* WORK REQUIRED: For the data below, give the number of lines containing "realmente" and nothing more.

* DATA RECORDS:
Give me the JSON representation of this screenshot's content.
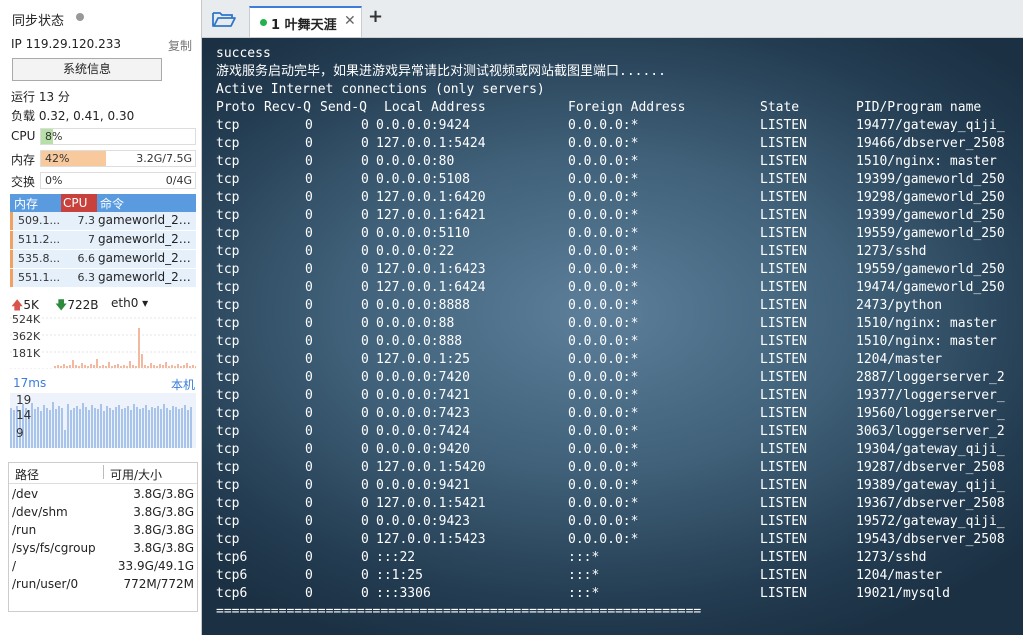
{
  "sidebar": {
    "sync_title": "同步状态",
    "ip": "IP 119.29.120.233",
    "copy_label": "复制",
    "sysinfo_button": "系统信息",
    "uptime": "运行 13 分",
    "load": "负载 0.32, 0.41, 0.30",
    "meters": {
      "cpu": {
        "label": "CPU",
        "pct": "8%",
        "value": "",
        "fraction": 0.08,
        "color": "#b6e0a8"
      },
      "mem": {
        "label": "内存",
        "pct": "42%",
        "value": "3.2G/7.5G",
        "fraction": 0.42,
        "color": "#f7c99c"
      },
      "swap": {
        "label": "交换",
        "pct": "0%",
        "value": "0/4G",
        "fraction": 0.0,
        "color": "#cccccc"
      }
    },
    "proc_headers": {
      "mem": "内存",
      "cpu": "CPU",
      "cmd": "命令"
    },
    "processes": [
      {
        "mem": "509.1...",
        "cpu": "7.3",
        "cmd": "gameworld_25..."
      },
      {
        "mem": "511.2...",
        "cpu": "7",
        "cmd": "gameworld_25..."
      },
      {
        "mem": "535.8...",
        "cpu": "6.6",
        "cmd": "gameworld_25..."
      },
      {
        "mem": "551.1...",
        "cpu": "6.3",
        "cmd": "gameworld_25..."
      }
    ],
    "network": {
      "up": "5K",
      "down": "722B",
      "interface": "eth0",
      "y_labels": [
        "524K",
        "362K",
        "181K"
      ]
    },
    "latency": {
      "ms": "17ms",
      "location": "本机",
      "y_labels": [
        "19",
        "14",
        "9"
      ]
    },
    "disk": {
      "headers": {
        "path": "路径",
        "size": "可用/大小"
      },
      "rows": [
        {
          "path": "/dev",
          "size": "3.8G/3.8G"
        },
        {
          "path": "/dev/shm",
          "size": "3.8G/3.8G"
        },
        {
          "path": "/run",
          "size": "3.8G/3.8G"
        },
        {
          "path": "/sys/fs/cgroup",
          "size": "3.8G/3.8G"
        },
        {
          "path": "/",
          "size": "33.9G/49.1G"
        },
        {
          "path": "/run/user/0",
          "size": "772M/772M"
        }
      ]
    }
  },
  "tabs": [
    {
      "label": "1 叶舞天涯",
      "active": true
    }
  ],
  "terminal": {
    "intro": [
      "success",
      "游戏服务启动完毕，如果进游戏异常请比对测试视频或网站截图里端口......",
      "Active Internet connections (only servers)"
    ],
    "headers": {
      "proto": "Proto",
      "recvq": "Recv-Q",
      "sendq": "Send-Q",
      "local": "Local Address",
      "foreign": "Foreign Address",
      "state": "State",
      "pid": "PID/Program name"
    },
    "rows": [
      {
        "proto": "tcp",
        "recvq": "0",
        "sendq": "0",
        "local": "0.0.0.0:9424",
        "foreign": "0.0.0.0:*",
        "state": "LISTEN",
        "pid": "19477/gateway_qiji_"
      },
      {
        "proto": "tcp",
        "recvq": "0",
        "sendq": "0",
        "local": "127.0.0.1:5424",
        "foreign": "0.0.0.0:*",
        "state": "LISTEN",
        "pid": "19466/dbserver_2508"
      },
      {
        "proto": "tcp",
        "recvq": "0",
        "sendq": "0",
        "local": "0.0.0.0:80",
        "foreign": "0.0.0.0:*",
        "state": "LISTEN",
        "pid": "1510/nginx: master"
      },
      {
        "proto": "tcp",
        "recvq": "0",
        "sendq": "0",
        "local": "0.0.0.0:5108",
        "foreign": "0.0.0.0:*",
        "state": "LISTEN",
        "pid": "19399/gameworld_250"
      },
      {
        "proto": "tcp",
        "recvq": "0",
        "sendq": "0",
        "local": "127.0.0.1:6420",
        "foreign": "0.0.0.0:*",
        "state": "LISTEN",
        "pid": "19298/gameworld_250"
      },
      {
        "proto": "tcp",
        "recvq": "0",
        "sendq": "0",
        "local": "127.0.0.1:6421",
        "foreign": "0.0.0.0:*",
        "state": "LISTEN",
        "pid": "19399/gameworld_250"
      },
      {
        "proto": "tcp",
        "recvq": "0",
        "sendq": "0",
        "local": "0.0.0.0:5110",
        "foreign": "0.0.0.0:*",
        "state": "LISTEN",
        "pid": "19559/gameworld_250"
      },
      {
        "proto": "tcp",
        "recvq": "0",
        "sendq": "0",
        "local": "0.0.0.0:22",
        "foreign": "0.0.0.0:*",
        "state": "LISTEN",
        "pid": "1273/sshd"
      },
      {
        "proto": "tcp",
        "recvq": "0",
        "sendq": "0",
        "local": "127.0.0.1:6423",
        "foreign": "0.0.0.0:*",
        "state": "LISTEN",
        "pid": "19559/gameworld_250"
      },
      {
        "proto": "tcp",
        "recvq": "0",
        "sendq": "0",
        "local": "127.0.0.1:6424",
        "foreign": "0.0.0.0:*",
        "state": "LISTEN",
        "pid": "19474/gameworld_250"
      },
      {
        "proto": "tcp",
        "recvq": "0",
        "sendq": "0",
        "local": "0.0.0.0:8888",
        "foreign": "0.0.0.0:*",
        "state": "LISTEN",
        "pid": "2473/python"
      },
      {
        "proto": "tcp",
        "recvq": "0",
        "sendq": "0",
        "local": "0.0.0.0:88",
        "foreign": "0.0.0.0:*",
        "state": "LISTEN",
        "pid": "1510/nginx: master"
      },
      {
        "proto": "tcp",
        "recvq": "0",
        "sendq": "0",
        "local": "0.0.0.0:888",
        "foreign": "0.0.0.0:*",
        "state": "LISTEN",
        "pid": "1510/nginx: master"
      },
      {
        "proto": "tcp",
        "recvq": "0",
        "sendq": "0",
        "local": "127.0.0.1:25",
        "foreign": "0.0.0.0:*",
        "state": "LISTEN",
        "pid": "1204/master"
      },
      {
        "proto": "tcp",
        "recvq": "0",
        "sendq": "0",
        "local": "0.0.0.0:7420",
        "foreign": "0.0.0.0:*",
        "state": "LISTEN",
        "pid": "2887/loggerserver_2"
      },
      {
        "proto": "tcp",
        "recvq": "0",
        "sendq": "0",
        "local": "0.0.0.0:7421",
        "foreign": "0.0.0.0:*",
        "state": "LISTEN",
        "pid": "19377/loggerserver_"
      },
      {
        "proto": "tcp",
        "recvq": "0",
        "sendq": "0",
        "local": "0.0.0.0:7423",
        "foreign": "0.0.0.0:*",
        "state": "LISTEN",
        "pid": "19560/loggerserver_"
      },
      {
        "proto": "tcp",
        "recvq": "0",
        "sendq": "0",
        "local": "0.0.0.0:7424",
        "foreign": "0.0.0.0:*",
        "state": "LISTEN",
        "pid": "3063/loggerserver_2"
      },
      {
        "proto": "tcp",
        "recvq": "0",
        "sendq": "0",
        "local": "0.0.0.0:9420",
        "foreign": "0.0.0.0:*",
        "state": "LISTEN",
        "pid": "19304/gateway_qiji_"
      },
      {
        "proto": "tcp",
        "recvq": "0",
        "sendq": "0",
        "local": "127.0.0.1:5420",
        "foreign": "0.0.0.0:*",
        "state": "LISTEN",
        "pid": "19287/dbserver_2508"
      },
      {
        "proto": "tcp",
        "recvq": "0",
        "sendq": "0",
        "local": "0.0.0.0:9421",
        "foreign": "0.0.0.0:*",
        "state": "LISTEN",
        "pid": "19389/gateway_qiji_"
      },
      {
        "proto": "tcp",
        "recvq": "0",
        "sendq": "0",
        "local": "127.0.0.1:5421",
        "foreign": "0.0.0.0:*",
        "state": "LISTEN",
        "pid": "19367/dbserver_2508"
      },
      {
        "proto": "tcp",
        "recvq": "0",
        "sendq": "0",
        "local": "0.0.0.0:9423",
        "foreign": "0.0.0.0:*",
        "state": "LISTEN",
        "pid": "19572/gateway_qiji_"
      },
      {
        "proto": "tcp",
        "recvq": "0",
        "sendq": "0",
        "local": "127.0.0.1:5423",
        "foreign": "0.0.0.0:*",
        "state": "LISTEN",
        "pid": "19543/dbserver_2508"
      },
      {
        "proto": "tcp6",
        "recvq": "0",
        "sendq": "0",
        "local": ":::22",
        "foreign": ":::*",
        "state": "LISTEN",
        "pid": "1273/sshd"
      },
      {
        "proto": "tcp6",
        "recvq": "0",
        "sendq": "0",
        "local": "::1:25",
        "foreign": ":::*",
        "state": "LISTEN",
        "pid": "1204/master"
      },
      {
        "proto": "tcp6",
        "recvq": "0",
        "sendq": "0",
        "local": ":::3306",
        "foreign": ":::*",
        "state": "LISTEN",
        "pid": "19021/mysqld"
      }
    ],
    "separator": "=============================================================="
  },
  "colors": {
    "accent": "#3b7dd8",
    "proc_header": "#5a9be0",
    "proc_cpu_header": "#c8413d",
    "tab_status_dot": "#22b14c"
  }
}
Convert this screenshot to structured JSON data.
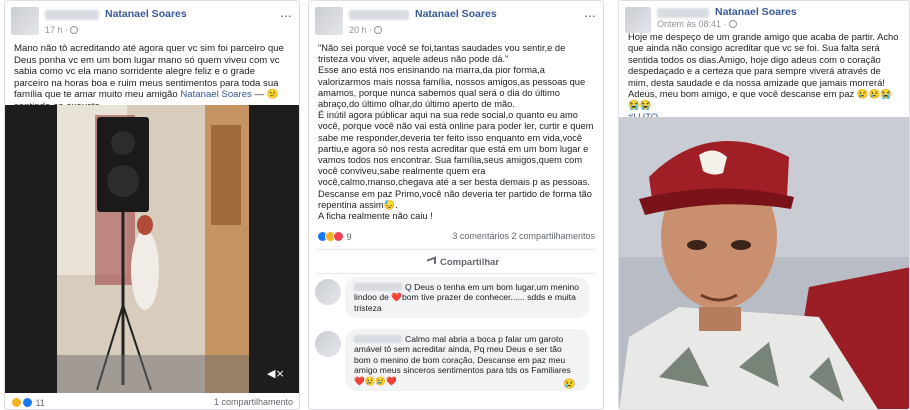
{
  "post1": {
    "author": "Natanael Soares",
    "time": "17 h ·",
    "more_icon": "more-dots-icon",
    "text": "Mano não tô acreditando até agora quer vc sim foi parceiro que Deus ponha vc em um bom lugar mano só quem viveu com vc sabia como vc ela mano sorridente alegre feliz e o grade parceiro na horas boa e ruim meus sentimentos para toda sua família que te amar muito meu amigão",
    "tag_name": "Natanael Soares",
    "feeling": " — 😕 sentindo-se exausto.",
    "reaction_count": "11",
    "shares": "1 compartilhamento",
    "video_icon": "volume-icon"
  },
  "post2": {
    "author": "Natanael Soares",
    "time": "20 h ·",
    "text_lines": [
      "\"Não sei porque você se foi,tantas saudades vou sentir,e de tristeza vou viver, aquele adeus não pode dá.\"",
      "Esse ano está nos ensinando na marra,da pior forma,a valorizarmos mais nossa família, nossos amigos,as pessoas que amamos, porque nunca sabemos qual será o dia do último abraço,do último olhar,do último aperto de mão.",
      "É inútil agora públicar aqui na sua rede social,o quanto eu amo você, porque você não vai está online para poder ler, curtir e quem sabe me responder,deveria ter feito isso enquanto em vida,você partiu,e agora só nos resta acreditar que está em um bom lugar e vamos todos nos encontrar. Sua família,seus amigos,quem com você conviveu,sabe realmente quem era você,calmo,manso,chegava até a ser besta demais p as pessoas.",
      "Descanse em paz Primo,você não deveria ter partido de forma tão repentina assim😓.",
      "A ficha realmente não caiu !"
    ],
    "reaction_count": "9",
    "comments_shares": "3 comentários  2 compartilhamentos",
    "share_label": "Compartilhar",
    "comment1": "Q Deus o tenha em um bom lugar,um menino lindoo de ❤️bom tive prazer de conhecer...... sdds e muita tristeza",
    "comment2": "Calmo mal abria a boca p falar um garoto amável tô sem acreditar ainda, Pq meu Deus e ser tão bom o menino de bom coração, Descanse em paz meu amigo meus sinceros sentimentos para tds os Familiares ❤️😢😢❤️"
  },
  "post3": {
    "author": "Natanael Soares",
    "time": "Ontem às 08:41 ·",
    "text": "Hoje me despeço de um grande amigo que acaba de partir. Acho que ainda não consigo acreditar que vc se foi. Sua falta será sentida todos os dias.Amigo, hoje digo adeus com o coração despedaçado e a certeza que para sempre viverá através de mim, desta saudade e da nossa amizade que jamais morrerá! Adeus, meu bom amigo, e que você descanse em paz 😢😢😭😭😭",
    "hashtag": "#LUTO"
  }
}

* SOLUTION TO THE EXERCISE: 2